By saying he was praying to see whether this man’s death sentence could be changed, was Joshua not putting a catch with which he could manipulate his way out if no head of state had died? The famous trick of putting meat in your mouth and making it disappear — pyrotechnics.
One part of prophesies I’ll never understand is when someone says God told him a certain disaster is coming and people should pray. If I were God, I whisper to my prophet about a coming evil that can be averted and, he in turn announces it to a delegation of prayer warriors, and they come beg me to avert it, what does that make me? Narcissistic? Vain?
I know for gullible people, this ‘prophecy’ is another goal scored for Joshua. He gets that from time to time; when John Attah-Mills became Ghana’s president, he gave glory to Joshua, God and the electorate (in that order).
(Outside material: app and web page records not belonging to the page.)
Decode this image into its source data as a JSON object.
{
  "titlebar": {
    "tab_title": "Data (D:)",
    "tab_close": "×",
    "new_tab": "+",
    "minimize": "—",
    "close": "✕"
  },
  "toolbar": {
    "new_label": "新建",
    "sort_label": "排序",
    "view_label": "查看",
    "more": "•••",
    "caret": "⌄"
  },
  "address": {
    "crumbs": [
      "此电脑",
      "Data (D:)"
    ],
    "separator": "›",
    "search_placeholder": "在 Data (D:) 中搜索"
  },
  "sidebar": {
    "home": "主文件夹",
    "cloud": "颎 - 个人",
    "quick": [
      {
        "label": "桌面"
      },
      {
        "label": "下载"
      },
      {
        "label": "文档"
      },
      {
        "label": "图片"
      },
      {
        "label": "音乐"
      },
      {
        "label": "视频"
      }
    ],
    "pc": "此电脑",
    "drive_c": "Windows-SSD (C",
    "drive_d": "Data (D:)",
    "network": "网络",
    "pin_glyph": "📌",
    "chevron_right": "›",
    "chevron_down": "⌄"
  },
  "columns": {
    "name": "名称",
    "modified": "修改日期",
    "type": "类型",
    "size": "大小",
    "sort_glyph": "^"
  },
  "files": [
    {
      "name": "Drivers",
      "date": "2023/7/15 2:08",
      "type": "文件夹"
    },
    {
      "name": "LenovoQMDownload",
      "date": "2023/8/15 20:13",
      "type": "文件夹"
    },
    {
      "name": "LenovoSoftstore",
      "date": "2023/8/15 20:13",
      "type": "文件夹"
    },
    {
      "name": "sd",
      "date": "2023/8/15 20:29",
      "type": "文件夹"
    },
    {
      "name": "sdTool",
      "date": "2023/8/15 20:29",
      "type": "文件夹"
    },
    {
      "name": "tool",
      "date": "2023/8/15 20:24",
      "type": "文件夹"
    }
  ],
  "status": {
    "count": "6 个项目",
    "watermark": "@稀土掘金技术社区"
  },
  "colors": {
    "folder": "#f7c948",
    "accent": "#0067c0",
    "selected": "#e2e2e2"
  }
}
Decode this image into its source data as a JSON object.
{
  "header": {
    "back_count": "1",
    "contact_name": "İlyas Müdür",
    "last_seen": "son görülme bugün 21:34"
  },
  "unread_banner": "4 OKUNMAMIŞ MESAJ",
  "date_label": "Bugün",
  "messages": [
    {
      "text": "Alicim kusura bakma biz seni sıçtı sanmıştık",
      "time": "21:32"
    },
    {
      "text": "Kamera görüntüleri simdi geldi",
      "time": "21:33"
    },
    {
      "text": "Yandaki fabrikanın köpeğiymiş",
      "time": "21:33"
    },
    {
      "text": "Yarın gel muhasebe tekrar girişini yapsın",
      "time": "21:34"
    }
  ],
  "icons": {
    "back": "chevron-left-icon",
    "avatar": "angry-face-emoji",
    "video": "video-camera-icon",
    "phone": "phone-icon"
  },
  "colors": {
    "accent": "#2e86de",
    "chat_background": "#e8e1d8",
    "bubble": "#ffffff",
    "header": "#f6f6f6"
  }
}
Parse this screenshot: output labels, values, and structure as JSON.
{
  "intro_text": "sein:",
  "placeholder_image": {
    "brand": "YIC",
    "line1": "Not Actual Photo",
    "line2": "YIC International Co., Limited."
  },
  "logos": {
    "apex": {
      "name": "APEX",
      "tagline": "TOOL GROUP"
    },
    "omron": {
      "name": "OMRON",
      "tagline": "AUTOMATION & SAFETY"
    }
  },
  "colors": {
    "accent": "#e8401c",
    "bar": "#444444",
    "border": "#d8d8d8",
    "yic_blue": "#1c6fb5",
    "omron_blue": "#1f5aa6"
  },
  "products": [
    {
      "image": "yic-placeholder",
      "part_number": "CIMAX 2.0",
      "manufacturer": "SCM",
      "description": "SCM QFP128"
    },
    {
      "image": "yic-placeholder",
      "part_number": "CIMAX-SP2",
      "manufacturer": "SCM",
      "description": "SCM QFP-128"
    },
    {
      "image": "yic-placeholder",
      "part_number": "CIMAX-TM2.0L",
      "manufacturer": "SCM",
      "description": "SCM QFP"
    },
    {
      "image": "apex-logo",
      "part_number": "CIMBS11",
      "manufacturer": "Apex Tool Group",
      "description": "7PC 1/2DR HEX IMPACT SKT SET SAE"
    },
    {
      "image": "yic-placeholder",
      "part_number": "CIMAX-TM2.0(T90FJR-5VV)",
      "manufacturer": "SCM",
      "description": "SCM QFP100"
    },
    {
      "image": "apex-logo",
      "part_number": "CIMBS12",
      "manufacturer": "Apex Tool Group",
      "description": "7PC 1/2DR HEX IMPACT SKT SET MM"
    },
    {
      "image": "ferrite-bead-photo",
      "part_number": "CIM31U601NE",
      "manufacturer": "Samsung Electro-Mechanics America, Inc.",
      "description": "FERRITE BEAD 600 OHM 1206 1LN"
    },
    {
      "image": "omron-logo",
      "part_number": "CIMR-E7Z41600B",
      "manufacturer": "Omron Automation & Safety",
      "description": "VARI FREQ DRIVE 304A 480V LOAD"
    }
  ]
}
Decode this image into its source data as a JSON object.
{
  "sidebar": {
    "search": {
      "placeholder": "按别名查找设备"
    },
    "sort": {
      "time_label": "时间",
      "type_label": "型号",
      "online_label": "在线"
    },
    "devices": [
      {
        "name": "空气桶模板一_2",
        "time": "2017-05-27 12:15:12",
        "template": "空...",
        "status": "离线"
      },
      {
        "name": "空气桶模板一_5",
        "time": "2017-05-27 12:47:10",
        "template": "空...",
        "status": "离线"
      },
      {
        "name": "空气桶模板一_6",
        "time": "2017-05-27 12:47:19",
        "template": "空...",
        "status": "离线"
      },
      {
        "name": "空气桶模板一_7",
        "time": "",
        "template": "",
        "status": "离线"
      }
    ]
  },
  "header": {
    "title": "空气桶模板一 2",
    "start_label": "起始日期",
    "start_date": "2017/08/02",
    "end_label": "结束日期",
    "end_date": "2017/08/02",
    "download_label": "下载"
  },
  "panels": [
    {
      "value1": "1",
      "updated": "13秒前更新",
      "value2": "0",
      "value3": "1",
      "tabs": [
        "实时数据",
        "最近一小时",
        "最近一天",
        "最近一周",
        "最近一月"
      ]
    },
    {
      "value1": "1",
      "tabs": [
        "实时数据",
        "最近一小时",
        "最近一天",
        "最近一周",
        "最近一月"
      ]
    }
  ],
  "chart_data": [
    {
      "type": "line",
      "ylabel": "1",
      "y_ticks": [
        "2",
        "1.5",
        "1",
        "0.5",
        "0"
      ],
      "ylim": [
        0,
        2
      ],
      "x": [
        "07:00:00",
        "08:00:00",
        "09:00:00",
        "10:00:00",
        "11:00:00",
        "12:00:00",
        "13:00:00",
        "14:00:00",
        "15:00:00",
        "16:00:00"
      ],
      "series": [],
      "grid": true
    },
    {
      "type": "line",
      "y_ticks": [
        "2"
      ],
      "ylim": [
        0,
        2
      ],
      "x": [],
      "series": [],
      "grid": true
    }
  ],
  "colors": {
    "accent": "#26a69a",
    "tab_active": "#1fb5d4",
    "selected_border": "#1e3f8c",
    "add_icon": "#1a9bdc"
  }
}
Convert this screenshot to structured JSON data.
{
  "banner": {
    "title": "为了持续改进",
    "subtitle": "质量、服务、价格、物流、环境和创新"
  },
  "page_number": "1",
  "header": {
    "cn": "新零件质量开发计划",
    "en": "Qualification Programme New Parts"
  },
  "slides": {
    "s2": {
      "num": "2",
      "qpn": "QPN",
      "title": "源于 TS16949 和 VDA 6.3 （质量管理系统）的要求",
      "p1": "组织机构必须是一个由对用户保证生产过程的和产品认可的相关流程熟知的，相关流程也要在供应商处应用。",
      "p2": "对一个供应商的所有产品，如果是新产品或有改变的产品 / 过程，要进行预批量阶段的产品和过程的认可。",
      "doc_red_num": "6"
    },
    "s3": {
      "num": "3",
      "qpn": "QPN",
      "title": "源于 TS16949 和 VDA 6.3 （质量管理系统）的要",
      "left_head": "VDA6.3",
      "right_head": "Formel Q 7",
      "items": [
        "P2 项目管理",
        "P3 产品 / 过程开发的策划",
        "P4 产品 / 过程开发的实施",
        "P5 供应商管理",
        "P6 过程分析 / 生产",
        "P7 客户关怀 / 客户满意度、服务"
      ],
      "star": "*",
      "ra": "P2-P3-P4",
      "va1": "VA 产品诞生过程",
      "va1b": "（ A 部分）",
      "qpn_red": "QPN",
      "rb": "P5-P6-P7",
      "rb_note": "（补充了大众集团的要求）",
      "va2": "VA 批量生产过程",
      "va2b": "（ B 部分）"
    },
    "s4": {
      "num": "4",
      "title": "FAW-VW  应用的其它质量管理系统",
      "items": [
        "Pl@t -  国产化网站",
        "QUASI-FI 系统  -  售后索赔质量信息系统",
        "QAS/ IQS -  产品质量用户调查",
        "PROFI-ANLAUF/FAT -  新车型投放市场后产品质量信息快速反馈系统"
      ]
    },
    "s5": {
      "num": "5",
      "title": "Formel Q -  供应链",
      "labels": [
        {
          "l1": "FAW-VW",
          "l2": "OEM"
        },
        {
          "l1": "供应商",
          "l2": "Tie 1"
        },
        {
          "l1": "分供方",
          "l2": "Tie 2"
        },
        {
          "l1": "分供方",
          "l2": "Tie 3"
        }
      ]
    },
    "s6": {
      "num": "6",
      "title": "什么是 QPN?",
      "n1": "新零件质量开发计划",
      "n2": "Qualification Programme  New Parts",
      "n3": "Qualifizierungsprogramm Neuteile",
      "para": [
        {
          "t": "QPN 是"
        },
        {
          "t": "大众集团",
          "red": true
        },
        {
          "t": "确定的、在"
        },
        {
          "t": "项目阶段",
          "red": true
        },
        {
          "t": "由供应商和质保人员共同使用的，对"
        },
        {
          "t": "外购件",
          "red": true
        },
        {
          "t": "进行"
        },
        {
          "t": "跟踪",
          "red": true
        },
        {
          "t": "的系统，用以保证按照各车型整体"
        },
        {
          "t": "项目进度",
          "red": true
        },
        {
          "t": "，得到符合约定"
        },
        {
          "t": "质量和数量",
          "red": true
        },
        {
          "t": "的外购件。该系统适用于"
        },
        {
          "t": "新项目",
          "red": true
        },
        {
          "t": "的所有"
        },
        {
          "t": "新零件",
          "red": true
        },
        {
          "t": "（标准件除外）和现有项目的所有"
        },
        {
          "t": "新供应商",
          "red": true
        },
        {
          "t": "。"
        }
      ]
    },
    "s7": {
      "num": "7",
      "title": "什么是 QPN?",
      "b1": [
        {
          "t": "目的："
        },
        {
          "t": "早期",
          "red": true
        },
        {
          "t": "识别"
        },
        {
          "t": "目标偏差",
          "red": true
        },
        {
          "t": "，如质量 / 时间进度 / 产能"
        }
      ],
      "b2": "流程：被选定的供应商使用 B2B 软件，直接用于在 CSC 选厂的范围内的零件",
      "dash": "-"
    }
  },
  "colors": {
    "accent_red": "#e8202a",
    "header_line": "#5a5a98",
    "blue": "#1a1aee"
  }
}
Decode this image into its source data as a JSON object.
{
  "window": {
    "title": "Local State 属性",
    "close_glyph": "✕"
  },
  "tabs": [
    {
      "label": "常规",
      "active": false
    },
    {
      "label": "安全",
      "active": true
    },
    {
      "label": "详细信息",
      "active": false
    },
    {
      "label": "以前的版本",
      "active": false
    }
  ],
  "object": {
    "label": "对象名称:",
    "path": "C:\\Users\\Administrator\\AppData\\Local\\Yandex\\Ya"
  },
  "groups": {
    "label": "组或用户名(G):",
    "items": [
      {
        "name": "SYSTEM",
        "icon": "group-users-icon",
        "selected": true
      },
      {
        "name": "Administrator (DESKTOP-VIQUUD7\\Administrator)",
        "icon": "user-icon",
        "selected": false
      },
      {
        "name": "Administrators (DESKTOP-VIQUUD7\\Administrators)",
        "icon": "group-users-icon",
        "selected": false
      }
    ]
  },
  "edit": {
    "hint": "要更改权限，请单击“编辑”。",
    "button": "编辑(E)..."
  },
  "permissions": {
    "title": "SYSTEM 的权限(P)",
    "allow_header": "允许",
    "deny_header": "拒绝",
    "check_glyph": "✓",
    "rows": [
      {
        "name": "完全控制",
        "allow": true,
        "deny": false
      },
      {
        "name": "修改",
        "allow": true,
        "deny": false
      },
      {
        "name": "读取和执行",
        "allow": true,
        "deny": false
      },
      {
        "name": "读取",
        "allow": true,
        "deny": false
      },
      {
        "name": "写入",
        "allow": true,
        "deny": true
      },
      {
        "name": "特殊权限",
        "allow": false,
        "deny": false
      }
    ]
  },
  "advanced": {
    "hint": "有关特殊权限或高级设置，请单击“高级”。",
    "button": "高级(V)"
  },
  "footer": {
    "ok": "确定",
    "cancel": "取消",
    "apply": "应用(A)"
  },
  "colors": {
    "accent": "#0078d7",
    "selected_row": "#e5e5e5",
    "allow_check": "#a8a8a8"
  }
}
If Joshua and his God are not sadists, he should prophesy prosperity for Malawi, one of the world’s poorest countries, so that Americans can stop adopting their children to put up celebrity motherhood shows. It is bad we have African leaders who kowtow before a fellow man to hear ‘God’. If Paul the Octopus had been in Africa, its owner would have had an overflowing church by now.
While civilised countries and their leaders are looking to break new frontiers in knowledge and wellbeing, African leaders are turning towards superstition. Fredrick Chiluba, now late; Attah-Mills and Banda were ensnared in a black-hole of myopic servitude. Ms. Banda professes a 24-hour watch of Emmanuel TV on Sundays and given her overt superstitious disposition, I wonder what will become of her impoverished nation.
This piece originally appeared in The Punch